Script modes

The script features a -QueryStatusOnly switch, which will only check if the user is opted in or out of a queue. This will not change anything.

For the sake of simplicity, I’ve already stored the values of $UserId, $CallQueueId and $UserName as default values for the parameters. Of course, you can pass your own values if you call the script yourself.

In this video, you can see how the username and password are automatically entered, which will ultimately get us the token we need to call the API and query the user’s opt in status.

If we run the same thing again, we will already have a valid token.

Now let’s take a look at an MFA enabled user. For this, we use the optional -MFA switch. Besides the password, this will also prompt us for the MFA secret. The script then pulls down the PowerShell Script from GitHub and uses it’s code to do some magic and generate the TOTP from the secret.

Ok — But how do we opt a user out!?
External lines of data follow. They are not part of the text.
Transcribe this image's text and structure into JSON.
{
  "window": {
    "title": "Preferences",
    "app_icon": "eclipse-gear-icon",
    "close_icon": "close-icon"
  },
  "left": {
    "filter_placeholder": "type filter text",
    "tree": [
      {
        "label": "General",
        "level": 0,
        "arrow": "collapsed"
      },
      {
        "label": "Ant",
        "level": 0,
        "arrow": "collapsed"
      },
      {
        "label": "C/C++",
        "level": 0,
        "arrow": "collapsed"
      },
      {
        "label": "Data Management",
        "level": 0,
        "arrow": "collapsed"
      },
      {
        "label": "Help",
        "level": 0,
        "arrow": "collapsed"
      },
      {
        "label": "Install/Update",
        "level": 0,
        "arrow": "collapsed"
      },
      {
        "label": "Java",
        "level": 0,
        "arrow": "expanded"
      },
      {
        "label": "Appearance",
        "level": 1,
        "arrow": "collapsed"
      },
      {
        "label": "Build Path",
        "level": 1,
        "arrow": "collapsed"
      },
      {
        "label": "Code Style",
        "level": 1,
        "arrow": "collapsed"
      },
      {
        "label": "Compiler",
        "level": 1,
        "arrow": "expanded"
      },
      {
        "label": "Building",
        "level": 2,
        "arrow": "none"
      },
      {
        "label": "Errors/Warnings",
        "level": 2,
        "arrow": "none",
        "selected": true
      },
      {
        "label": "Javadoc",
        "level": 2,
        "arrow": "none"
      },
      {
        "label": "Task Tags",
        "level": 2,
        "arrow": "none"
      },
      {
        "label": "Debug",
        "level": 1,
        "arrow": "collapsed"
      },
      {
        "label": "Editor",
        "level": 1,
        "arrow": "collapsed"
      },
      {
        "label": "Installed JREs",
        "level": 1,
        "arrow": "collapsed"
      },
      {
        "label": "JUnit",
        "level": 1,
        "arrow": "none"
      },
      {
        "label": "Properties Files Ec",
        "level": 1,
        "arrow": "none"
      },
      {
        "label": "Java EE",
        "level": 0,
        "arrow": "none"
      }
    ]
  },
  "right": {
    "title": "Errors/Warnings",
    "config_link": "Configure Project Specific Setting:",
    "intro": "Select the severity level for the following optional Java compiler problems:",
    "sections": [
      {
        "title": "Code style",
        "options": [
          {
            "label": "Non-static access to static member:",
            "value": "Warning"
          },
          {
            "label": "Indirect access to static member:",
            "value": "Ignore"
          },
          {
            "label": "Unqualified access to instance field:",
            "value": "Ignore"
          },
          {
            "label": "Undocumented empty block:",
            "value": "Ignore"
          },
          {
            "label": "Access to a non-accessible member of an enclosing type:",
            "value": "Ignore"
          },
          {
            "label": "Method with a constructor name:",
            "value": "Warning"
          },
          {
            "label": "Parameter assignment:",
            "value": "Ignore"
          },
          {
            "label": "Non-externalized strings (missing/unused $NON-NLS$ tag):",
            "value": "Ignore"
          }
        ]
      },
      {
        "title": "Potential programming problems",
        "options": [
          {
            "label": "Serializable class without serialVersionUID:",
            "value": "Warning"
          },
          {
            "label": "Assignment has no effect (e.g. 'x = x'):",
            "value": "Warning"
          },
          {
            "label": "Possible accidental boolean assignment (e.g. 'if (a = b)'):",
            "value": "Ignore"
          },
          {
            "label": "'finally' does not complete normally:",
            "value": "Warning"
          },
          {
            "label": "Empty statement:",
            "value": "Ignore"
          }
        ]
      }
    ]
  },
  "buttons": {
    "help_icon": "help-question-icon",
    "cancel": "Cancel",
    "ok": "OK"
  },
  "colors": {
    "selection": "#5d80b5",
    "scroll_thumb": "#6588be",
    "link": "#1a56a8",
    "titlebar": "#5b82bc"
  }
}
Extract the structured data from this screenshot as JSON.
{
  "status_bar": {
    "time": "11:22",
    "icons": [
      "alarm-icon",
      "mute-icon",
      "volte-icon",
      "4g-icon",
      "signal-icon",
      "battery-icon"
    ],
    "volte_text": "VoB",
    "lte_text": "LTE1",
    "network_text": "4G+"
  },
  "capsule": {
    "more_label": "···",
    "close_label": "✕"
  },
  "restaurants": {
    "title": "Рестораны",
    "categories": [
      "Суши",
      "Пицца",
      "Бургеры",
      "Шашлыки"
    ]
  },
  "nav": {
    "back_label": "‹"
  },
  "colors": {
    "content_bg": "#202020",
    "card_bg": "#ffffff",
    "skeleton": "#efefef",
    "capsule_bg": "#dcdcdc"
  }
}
Since we can already see the opt in status of members either in Voice Enabled Channels or via PowerShell this is nothing new. Let’s opt a user out already!


Here’s the script. Please notice that sometimes, activating the AAD Login Window does not always work, so you might have to cancel and run it again. For me, it usually worked the second time I ran the script.

Here’s an example of running the script with parameters.

.\CallQueueOptInOptOutGist.ps1 -UserId "xxxxxxxx-8bae-419d-a4eb-xxxxxxxxxxxx" -UserName "user@domain.com" -CallQueueId "xxxxxxxx-f74b-46bb-9743-xxxxxxxxxxxx" -Action OptOut


Even though this method uses some real dirty tricks it still get’s the job done. Well, kind of, at least. I really hope that Microsoft will add the functionality to allow Queue managers to remotely opt in or opt out their agents in a more practical way. It’s a real pity that not even the new Set-CsUserCallingSettings or the Boss/Admin feature can do this!

Licensed under CC BY-NC-SA 4.0
comments powered by Disqus
Hosted on GitHub Pages
Built with Hugo
Theme Stack designed by Jimmy